(Data records for software interfaces)
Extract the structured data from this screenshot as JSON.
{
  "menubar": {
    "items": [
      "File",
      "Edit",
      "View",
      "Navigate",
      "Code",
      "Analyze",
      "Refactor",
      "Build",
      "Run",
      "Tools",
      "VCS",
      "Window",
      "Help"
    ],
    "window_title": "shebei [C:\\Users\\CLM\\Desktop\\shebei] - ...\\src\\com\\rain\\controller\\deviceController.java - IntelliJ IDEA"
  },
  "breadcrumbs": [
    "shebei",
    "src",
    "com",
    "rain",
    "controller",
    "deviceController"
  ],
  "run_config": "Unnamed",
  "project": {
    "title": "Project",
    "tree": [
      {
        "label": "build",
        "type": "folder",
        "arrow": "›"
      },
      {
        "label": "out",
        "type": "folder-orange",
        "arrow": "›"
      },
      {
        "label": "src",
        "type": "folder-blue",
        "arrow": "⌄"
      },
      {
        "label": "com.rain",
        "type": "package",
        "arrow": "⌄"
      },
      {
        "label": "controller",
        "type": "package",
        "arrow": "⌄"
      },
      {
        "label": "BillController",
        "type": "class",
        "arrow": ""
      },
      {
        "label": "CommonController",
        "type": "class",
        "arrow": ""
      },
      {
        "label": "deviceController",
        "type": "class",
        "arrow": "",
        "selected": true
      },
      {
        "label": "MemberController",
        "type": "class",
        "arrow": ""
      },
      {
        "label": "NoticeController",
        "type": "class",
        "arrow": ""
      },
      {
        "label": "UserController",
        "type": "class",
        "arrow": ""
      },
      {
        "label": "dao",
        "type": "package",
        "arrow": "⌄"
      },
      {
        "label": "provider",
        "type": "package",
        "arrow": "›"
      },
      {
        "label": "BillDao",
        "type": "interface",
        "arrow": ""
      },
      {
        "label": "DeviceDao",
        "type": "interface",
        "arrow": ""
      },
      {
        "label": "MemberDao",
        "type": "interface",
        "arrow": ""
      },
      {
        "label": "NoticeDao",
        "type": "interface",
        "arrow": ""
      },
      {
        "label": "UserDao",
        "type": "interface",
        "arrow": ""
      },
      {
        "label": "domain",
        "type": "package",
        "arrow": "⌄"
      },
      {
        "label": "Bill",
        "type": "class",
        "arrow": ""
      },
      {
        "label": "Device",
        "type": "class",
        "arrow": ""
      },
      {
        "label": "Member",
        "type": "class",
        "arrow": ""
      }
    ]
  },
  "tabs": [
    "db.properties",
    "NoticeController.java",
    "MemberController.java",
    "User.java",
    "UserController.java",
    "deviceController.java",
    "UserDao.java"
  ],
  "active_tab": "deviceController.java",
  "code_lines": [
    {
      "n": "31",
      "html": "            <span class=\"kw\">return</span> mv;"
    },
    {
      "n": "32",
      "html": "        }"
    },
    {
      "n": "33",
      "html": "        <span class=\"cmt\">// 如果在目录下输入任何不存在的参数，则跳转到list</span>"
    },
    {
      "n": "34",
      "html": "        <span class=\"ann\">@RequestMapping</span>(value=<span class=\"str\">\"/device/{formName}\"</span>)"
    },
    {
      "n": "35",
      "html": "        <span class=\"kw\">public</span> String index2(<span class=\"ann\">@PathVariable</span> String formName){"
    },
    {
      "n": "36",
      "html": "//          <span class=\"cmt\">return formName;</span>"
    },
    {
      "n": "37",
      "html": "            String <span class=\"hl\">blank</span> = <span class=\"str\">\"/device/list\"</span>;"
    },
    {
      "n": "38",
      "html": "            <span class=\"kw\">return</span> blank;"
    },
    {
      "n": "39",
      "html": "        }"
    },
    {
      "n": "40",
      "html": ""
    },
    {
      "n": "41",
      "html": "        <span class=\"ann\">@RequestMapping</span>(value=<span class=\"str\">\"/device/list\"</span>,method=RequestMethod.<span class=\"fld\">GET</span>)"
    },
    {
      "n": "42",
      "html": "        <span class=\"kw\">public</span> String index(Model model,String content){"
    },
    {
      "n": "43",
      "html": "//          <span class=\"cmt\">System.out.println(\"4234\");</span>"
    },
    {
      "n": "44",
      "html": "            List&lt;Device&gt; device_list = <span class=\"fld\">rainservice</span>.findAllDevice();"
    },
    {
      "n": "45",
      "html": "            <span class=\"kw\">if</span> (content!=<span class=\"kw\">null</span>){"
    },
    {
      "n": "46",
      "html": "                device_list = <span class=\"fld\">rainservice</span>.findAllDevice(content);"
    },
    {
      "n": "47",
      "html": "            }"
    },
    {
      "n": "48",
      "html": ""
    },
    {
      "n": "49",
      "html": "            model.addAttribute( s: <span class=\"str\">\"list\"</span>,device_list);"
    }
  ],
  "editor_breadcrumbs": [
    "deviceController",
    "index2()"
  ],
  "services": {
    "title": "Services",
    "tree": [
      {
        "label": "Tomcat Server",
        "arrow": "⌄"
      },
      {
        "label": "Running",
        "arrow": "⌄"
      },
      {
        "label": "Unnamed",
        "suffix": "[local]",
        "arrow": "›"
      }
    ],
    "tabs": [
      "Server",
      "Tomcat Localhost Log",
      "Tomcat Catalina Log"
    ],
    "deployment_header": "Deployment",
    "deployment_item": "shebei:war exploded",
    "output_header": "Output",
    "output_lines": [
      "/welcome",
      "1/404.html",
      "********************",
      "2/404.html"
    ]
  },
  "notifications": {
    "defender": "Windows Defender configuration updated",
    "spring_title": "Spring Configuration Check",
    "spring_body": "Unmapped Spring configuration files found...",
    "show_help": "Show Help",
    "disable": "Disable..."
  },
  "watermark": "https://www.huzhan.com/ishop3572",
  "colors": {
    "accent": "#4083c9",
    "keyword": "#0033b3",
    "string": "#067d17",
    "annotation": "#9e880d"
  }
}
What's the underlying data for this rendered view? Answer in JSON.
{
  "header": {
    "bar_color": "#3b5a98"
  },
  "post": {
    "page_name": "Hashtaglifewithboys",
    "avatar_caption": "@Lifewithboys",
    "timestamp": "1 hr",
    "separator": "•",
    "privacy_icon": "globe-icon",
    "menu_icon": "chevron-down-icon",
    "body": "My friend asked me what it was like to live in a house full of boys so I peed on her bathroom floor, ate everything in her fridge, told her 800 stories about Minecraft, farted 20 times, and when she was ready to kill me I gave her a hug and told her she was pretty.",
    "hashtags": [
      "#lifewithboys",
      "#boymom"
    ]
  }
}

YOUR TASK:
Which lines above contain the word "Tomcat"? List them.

TASK RESULT:
        "label": "Tomcat Server",
      "Tomcat Localhost Log",
      "Tomcat Catalina Log"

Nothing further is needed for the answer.